■ **Exercise objective**
Extract every line of the material that holds the string "Average".

■ **Data for this exercise**
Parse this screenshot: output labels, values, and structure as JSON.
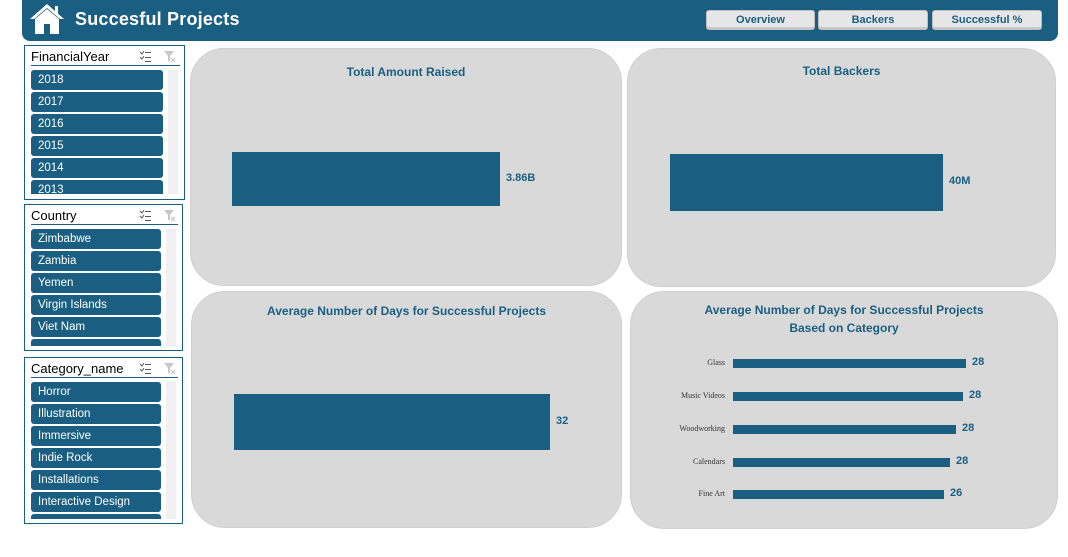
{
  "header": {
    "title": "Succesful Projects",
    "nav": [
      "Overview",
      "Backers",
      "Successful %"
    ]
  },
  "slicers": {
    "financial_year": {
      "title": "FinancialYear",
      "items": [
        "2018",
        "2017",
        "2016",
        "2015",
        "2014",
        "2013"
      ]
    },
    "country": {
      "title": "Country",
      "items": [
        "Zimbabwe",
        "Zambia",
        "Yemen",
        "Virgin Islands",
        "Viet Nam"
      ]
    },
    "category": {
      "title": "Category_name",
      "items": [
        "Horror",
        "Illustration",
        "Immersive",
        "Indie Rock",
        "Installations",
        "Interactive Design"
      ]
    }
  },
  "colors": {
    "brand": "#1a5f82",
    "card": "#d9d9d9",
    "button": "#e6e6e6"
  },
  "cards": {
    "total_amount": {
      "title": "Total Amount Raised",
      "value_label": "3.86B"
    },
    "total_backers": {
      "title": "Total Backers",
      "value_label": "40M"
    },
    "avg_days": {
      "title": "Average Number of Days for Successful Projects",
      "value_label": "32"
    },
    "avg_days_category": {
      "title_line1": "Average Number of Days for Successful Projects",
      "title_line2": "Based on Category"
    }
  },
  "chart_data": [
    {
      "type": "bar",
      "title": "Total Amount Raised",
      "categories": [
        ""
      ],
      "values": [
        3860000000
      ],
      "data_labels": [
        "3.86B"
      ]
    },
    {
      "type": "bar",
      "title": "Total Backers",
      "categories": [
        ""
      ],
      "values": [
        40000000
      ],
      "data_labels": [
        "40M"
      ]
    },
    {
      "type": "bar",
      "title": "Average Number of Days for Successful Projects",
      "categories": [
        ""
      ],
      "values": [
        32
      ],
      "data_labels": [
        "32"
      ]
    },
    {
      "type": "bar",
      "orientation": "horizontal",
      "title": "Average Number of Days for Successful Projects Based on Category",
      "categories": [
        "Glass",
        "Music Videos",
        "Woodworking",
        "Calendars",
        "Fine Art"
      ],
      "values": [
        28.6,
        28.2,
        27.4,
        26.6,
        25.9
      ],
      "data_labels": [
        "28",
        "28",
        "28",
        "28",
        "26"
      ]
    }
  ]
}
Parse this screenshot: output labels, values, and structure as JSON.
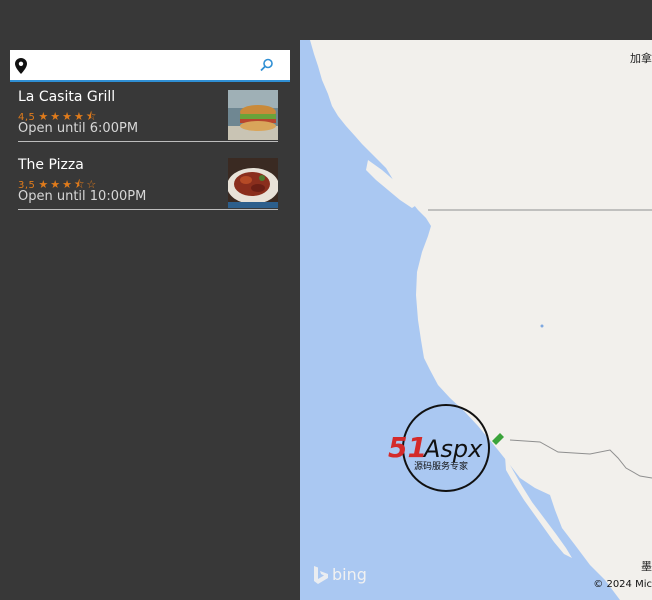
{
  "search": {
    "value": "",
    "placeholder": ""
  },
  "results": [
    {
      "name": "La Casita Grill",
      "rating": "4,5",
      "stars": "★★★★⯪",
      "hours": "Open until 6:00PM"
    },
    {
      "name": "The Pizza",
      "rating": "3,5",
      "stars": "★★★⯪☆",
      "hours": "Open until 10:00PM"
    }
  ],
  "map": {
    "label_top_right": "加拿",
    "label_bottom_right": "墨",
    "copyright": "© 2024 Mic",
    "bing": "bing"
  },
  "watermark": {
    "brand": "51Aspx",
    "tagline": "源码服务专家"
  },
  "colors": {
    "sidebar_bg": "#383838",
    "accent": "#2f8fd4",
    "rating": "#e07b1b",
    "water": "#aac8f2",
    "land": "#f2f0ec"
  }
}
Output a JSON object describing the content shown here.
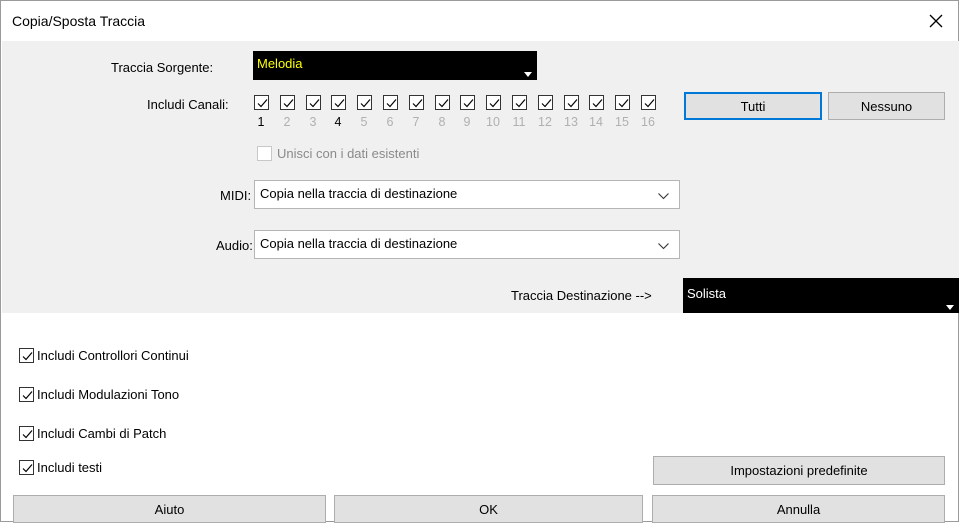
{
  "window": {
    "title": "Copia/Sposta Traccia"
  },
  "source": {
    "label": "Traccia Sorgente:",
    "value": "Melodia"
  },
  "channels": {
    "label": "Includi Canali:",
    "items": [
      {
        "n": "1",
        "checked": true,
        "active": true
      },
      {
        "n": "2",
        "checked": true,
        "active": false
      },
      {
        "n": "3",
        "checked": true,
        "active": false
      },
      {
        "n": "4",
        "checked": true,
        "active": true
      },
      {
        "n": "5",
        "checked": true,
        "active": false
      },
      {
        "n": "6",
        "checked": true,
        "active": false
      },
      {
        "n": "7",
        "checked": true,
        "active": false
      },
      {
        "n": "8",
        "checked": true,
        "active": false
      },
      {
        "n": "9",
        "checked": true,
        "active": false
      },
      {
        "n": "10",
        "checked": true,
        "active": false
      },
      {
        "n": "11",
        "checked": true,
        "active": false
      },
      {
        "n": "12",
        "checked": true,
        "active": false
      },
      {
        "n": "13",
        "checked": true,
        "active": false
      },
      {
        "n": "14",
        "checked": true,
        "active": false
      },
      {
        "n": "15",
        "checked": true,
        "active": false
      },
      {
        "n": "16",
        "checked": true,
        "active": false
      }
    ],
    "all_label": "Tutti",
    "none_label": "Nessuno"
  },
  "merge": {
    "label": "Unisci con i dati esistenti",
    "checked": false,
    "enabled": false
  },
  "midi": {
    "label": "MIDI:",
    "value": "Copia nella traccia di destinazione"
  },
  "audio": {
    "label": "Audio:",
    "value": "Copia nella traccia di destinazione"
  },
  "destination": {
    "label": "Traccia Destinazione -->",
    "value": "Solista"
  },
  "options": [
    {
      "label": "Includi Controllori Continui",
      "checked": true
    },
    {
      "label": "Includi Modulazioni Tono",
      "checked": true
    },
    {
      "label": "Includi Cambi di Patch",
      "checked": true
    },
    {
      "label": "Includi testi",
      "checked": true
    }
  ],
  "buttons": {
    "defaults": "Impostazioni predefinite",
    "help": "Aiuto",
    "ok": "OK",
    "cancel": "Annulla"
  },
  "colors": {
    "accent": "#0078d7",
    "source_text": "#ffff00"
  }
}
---
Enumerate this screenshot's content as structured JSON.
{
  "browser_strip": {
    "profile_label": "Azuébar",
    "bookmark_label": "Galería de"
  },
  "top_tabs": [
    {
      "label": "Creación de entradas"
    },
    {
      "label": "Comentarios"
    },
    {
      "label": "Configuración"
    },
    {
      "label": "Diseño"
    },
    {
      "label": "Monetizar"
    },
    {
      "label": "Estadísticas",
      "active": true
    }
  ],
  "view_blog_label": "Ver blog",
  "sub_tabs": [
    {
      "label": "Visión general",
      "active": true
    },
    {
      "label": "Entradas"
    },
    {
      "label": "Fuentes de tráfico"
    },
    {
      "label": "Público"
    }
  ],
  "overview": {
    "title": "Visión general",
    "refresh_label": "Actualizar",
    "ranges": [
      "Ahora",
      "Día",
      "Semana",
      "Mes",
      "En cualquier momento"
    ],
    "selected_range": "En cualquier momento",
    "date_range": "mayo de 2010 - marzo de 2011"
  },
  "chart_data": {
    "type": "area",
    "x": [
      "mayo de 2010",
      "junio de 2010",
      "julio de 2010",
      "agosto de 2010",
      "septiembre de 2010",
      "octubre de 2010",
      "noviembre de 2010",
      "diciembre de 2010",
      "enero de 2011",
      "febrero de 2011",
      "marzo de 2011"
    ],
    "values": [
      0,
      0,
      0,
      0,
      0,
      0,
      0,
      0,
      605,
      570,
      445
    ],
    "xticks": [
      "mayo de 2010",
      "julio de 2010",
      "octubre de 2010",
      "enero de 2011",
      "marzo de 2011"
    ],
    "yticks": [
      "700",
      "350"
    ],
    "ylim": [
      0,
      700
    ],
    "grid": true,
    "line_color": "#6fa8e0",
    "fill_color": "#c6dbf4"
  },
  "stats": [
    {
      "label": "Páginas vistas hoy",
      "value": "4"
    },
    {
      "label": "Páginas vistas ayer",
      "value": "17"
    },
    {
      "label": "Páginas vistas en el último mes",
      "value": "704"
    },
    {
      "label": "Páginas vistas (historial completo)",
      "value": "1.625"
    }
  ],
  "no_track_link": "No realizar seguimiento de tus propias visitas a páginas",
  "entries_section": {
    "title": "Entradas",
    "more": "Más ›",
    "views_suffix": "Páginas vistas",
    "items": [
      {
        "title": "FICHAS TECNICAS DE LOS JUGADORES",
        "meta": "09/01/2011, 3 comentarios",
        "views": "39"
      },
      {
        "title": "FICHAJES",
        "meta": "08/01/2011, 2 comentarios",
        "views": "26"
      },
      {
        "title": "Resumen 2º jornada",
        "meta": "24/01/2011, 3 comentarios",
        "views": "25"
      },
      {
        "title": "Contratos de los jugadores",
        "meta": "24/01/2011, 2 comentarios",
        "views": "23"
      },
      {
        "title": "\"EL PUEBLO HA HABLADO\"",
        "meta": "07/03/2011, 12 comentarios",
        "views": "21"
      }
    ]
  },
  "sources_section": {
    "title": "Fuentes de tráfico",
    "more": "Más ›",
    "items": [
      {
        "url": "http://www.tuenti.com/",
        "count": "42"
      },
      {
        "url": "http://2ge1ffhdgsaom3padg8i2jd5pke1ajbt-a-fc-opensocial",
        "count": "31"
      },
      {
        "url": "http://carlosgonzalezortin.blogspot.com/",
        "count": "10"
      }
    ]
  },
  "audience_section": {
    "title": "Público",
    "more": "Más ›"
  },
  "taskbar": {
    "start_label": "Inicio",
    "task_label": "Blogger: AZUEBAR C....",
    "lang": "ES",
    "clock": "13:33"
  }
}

■ **Response to this task**
      "title": "Average Number of Days for Successful Projects",
      "title_line1": "Average Number of Days for Successful Projects",
      "title": "Average Number of Days for Successful Projects",
      "title": "Average Number of Days for Successful Projects Based on Category",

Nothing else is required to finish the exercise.